What is being asked
Pick out each line in these entries that contains the string "Users".

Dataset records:
=== Section Start ===

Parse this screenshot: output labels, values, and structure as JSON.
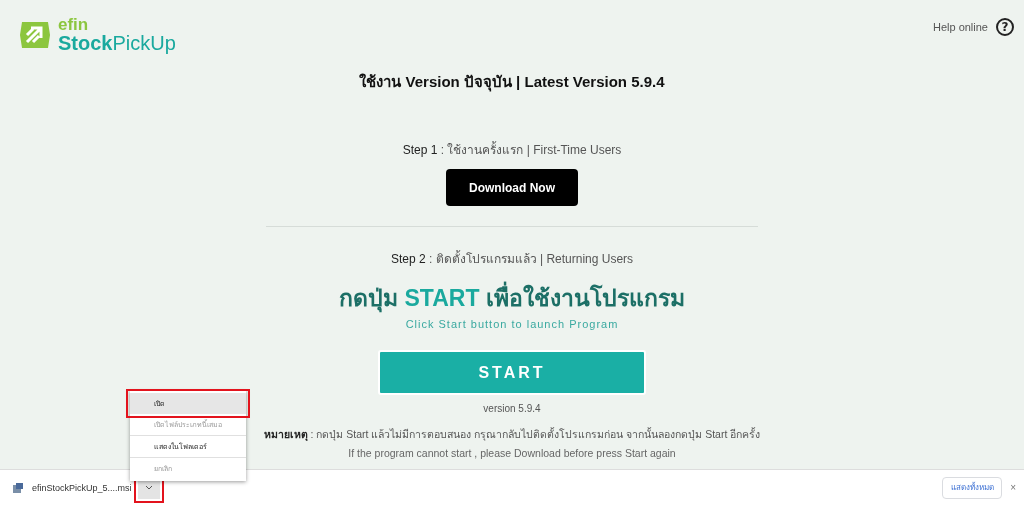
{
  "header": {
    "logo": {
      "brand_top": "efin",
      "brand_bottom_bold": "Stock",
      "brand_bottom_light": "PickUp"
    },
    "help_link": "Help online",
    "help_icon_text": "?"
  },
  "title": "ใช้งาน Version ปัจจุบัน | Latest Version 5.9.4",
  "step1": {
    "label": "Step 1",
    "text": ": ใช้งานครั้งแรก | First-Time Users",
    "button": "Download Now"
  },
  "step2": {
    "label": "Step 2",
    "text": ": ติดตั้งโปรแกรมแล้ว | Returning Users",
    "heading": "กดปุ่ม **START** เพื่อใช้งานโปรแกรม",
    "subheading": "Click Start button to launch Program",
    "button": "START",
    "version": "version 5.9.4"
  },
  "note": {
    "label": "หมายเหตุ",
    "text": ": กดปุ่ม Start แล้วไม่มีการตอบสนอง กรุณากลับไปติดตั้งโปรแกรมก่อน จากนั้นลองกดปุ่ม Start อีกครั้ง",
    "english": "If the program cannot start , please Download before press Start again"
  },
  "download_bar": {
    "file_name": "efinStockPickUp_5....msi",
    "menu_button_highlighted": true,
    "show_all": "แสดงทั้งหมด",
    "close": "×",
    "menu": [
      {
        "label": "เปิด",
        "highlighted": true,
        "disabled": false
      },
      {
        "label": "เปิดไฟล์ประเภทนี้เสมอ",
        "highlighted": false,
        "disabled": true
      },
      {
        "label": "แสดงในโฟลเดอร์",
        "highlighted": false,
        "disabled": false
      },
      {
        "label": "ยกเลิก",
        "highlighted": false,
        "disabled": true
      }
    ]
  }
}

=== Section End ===
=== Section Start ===

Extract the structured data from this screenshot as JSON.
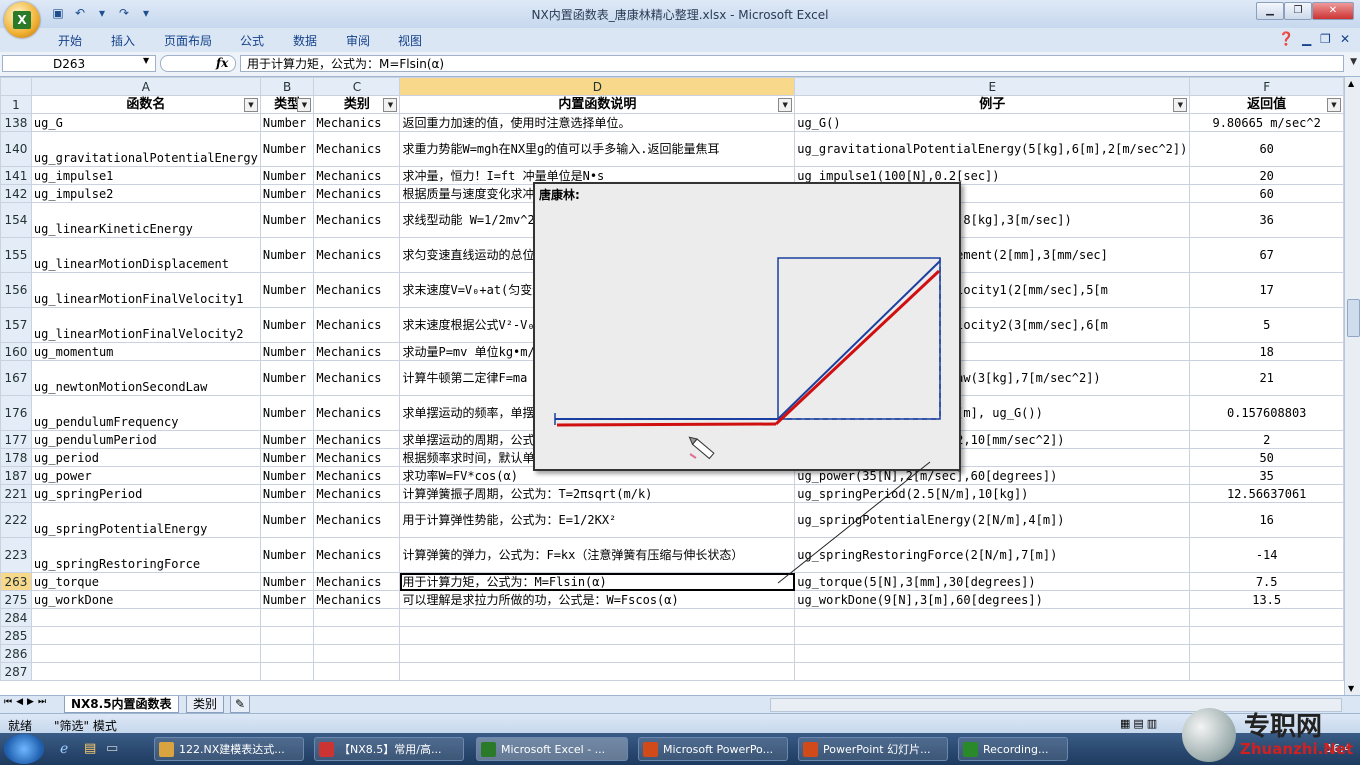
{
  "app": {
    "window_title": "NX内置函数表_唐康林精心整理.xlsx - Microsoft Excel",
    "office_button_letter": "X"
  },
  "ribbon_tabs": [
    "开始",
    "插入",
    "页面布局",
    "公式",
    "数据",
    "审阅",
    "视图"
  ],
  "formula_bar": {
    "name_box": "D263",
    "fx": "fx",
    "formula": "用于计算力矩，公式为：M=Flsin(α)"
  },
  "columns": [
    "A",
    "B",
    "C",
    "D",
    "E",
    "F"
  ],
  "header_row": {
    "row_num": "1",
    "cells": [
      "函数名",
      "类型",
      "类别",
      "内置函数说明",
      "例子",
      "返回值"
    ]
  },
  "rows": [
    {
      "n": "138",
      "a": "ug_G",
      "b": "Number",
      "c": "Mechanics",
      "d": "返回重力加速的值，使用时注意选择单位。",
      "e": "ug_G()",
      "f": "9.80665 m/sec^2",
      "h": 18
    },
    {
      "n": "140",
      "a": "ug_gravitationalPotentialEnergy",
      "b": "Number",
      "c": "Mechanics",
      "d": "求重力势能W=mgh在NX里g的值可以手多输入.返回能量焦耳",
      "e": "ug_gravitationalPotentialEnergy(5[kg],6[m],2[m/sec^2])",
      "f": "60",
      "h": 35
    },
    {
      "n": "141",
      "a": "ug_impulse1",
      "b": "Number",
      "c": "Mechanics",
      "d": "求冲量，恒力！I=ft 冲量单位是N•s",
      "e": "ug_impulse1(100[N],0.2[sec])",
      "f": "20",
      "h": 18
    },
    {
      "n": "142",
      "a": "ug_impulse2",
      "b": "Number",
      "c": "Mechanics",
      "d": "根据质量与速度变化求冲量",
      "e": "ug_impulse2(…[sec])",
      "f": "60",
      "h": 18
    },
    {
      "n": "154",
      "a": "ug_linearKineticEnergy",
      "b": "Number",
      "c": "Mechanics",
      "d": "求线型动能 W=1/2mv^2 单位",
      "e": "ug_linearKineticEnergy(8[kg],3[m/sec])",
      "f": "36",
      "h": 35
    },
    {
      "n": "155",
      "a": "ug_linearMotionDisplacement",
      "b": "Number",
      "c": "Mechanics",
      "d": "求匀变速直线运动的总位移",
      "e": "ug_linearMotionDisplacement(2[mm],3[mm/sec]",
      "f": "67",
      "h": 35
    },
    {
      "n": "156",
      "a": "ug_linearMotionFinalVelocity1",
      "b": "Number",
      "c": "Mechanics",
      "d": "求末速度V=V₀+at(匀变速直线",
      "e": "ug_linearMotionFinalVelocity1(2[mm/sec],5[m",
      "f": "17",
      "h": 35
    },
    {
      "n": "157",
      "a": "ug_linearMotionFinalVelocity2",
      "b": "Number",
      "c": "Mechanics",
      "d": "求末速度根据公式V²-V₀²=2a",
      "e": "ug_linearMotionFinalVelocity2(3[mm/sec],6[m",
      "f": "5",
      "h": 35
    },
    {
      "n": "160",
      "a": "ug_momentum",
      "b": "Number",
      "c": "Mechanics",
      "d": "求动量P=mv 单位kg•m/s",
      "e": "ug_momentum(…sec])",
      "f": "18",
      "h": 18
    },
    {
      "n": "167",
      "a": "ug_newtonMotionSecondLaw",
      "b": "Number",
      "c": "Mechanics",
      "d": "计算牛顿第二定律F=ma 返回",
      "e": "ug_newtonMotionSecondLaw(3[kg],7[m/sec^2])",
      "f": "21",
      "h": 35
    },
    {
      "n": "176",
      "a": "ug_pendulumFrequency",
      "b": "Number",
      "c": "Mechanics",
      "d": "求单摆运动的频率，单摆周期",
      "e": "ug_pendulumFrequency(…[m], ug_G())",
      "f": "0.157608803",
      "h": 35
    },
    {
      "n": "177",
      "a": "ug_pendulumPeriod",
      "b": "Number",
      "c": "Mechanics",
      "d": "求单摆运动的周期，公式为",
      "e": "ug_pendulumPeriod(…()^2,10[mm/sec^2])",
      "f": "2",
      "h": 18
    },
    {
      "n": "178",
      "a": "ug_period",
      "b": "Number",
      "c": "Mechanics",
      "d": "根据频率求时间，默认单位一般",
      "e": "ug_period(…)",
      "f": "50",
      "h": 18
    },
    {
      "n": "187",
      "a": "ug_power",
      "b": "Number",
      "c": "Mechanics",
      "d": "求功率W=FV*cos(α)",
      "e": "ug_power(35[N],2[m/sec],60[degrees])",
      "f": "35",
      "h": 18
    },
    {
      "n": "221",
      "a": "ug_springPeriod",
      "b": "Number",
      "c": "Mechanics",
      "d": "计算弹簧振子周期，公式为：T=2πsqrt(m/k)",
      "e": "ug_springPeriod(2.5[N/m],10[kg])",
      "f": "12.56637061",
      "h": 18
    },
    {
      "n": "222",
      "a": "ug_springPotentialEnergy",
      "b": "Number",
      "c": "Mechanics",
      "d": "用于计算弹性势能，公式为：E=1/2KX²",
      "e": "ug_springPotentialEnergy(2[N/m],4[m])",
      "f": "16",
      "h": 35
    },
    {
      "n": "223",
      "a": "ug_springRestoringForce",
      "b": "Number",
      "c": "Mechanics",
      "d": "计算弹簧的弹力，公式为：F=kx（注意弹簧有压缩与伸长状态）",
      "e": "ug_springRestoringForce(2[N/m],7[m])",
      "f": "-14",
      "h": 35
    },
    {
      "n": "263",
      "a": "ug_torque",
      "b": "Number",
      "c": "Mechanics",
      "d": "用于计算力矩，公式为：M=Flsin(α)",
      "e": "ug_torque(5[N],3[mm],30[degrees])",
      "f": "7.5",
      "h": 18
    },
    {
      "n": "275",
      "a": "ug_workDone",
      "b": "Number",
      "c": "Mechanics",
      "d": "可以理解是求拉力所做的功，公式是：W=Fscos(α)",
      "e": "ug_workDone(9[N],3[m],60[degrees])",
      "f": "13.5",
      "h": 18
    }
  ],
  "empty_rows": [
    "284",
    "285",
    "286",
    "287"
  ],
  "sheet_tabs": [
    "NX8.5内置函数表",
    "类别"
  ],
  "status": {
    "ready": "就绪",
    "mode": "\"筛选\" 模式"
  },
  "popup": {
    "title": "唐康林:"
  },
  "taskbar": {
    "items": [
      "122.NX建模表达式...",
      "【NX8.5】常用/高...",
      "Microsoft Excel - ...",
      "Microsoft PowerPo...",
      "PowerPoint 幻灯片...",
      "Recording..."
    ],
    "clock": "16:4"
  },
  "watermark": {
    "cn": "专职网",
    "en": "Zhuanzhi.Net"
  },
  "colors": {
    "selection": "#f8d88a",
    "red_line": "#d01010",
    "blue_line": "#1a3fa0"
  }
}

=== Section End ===

Your solution
    "text": ": ใช้งานครั้งแรก | First-Time Users",
    "text": ": ติดตั้งโปรแกรมแล้ว | Returning Users",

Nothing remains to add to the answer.